Story Telling: Urban or Contemporary Fantasy can be a hard sell. With all of today’s technology, adding the magical can be difficult. Especially to add the elements in a believable way. Mr. Morrison and Ms. Melvin have managed to pull this off in a excellent way.

Likes: This was a great thriller. You have to keep turning pages to see if Robert get what he should.

Dislikes: I didn’t care for the attitude that the women had. Right and wrong is very important to me. Also, there was no explanation for why men didn’t make good wardens of the tapestry.

Favorite Character: My Favorite character position is a tie this time, mainly because of her leave ‘me alone with my Wii’ attitude. She loses points for her language, though. Ruth is my style of woman. She always has food for guests and prefers to be cooking. But she loses points for diminished capacity in regards of recognizing danger.

Favorite Quote: This was the best quote for me. “Eleanor set her knitting down and raced to the door. She hadn’t heard Ruth sound so panicked since the cancellation of M*A*S*H.”

Favorite Scene: My favorite part was when Matt saw that Eleanor was in trouble.

Conclusion: This is a great story. The witches weren’t to bad. Don’t blink or you might miss a bit of Arthurian legend.

David J. DeWitt’s Handwriting Analysis: Discover Your Own Vocational/Career Potential

I received this book courtesy of Dr. De Witt for a fair and hones review.

Overview: Dr. De Witt Has spent years in the graphologist field. This has given him the skill and confidence to show us how to analyze our own handwriting.

Story Telling: In this book we have tests, we have tests, examples, trait identifiers, as well as some of the jobs certain people will fit in.
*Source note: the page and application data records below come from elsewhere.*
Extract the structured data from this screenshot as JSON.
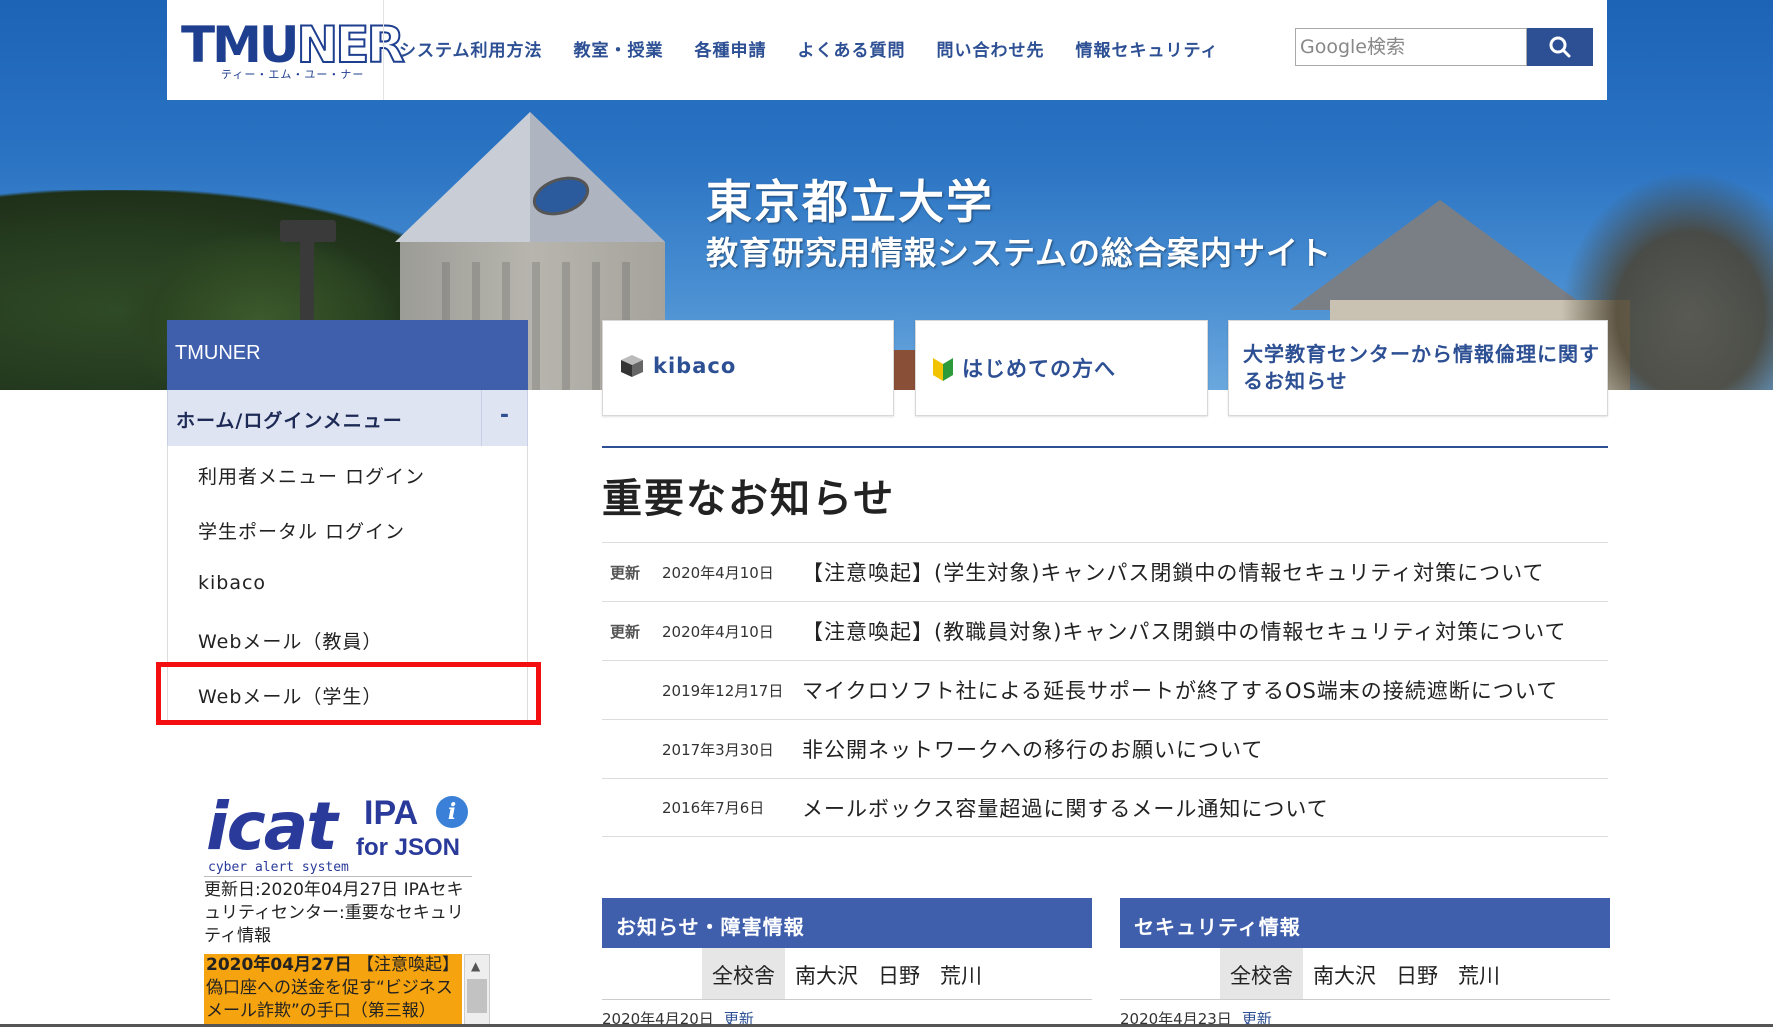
{
  "header": {
    "logo_text": "TMUNER",
    "logo_kana": "ティー・エム・ユー・ナー",
    "nav": [
      "システム利用方法",
      "教室・授業",
      "各種申請",
      "よくある質問",
      "問い合わせ先",
      "情報セキュリティ"
    ],
    "search_placeholder": "Google検索"
  },
  "hero": {
    "title": "東京都立大学",
    "subtitle": "教育研究用情報システムの総合案内サイト"
  },
  "sidebar": {
    "title": "TMUNER",
    "home_label": "ホーム/ログインメニュー",
    "toggle": "-",
    "items": [
      {
        "label": "利用者メニュー ログイン"
      },
      {
        "label": "学生ポータル ログイン"
      },
      {
        "label": "kibaco"
      },
      {
        "label": "Webメール（教員）"
      },
      {
        "label": "Webメール（学生）"
      }
    ]
  },
  "icat": {
    "logo_main": "icat",
    "logo_ipa": "IPA",
    "logo_json": "for JSON",
    "logo_tag": "cyber alert system",
    "meta": "更新日:2020年04月27日 IPAセキュリティセンター:重要なセキュリティ情報",
    "alert_date": "2020年04月27日",
    "alert_text": "【注意喚起】偽口座への送金を促す“ビジネスメール詐欺”の手口（第三報）"
  },
  "cards": [
    {
      "label": "kibaco"
    },
    {
      "label": "はじめての方へ"
    },
    {
      "label": "大学教育センターから情報倫理に関するお知らせ"
    }
  ],
  "notices": {
    "title": "重要なお知らせ",
    "items": [
      {
        "tag": "更新",
        "date": "2020年4月10日",
        "text": "【注意喚起】(学生対象)キャンパス閉鎖中の情報セキュリティ対策について"
      },
      {
        "tag": "更新",
        "date": "2020年4月10日",
        "text": "【注意喚起】(教職員対象)キャンパス閉鎖中の情報セキュリティ対策について"
      },
      {
        "tag": "",
        "date": "2019年12月17日",
        "text": "マイクロソフト社による延長サポートが終了するOS端末の接続遮断について"
      },
      {
        "tag": "",
        "date": "2017年3月30日",
        "text": "非公開ネットワークへの移行のお願いについて"
      },
      {
        "tag": "",
        "date": "2016年7月6日",
        "text": "メールボックス容量超過に関するメール通知について"
      }
    ]
  },
  "panels": [
    {
      "title": "お知らせ・障害情報",
      "tabs": [
        "全校舎",
        "南大沢",
        "日野",
        "荒川"
      ],
      "date": "2020年4月20日",
      "tag": "更新"
    },
    {
      "title": "セキュリティ情報",
      "tabs": [
        "全校舎",
        "南大沢",
        "日野",
        "荒川"
      ],
      "date": "2020年4月23日",
      "tag": "更新"
    }
  ],
  "colors": {
    "brand": "#2d4f93",
    "sidebar_head": "#3f5fad",
    "highlight": "#f30f0f",
    "alert_bg": "#f5a30f"
  }
}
Likes: I liked the whole idea of the handwriting analysis. It was fun for me to play with. I will continue to play and learn from it.

Dislikes: I disagreed with the strongest job that the tests said that I was suited for. My eyes and brain doesn’t see the invisible lines that artists and hair dressers need to see. I’ll stick with my writing.

Favorite Scene: My favorite part was the characteristic traits visible in the writing.

Conclusion: This is a great book and I love the subject. I hope you enjoy playing with it as much as I did.

Lisa Occhapintis’s Novel Living Collection. Decoration, and Crafting with Books.

I received this book for a fair and hones review.

Overview: Ms. Occhipinti loves books. She likes to protect them, cover them, conserve them, and decorate with them.

Story Telling: There are patterns for book shelves, tips for conservation, and tips for thinning the library.

Likes: I appreciate the tips for conservation. At least now I can see how to replace covers, and end papers for my favorite books. I also liked the shelf patterns.

Dislikes: I didn’t care for the crafting section that much. Too much book destruction.

Favorite Quote: My favorite quote was this: “Novel Living is a hymnal to actual, physical books, their forms and their functions.”

Favorite Scene: My favorite part was the conservation chapter.

Conclusion: This is for all the book lovers. I plan on using this book well.